   No two bosses are defeated in the same way, and tasks usually vary from one area to the next. When you start to grasp the trick of evading guards, then Kojima takes away your radar. When you learn to do it without the radar, you get to the Nuclear Storage Depot and lose your weapons. Don't worry, you'll get them back--but by the time you hit the Communications Tower you're faced with the challenge of getting past 18 floors of guards who simply can't be evaded. Add to this a timed sniping match versus three guards who know where you are, a hair-raising tiptoe across narrow walkways suspended over magma, taking out an electrical generator with guided missiles, not to mention the omnipresent surveillance cameras, and you'll never feel stuck in a rut. Though if you get bored with the way things are traditionally done, there are many ways to experiment. Sick of shooting guards with a silenced Socom? Lay a C4 trap consisting of one bait explosive and three or four others, all in one place. Walk a safe distance away, detonate the first one, watch guards run to the spot where it went off, and have fun blowing them up from your vantage point in the shadows. The possibilities aren't endless--no game can truly claim that--but they're wide enough to enhance replay value. Coming up with sick things to do to the not-especially-bright Genome soldiers can become, on later runs through the game, an end in itself.

   So, then, Metal Gear Solid has great music, incredible graphics, a mesmerizing plot, interesting things to say, and addicting gameplay. Is it the world's best game? Maybe, maybe not. At the very least, however, it deserves a shot by anyone even casually interested in videogames. You'll have to hurry, though. You see, there are only 18 hours until their deadline ...

Retrospective by Nich Maragos, GIA.
Metal Gear Solid
Developer Konami
Publisher Konami
Genre Adventure
Medium CD (2)

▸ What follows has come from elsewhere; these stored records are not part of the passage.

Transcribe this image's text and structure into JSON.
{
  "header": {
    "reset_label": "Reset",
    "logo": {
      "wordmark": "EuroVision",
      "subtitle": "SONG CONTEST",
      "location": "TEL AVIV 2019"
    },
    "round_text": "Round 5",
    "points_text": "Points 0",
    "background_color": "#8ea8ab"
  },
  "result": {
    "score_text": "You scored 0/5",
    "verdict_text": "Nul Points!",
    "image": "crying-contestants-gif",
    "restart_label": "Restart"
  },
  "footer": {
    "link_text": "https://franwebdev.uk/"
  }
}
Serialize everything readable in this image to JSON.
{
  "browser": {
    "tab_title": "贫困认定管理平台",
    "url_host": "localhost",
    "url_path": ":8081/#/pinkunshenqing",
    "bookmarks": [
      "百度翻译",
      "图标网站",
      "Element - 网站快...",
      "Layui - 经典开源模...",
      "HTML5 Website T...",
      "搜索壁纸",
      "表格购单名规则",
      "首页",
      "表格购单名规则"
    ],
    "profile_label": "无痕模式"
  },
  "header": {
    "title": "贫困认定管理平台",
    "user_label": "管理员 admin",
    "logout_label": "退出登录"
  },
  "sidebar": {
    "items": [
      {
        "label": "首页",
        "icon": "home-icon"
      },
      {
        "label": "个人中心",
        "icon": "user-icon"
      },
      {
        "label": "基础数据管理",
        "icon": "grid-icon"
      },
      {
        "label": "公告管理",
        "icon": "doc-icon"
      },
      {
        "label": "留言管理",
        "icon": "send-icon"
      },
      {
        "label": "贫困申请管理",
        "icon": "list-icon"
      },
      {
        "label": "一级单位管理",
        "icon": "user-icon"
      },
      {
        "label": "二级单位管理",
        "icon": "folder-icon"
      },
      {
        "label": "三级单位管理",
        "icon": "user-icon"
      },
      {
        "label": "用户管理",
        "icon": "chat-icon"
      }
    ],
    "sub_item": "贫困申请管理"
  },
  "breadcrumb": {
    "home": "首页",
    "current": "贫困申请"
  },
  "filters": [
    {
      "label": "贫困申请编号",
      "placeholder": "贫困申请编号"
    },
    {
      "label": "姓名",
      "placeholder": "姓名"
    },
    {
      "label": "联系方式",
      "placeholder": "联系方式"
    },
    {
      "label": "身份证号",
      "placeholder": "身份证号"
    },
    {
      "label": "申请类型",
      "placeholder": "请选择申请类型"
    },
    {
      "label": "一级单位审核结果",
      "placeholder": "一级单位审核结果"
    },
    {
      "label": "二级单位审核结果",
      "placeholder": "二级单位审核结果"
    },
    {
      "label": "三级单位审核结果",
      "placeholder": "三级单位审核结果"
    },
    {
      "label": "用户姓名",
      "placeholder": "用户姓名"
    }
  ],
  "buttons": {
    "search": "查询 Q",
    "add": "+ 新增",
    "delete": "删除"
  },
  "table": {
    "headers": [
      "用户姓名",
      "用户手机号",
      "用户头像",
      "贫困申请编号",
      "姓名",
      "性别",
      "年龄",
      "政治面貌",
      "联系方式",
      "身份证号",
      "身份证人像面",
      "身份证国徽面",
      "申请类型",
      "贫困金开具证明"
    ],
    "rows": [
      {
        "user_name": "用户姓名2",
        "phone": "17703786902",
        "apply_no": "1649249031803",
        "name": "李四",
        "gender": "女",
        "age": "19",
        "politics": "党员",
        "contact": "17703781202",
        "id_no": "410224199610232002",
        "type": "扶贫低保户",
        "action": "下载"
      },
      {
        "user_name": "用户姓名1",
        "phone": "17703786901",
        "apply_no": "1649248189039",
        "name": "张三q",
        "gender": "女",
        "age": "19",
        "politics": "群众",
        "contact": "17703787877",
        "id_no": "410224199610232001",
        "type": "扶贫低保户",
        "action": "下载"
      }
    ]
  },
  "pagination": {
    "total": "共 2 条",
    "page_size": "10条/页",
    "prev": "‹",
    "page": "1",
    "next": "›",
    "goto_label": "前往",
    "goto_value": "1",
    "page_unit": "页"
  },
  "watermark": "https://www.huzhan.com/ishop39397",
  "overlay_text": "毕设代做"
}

Platform PlayStation
Released 10.26.1998
Walkthrough, Big Boss ranking FAQ, Big Boss conspiracy FAQ, Random Fun Stuff, Photography ghosts guide
349 screenshots
19 character designs
9 action figures, box art, calendar, OSV cover and slipcase, television commercial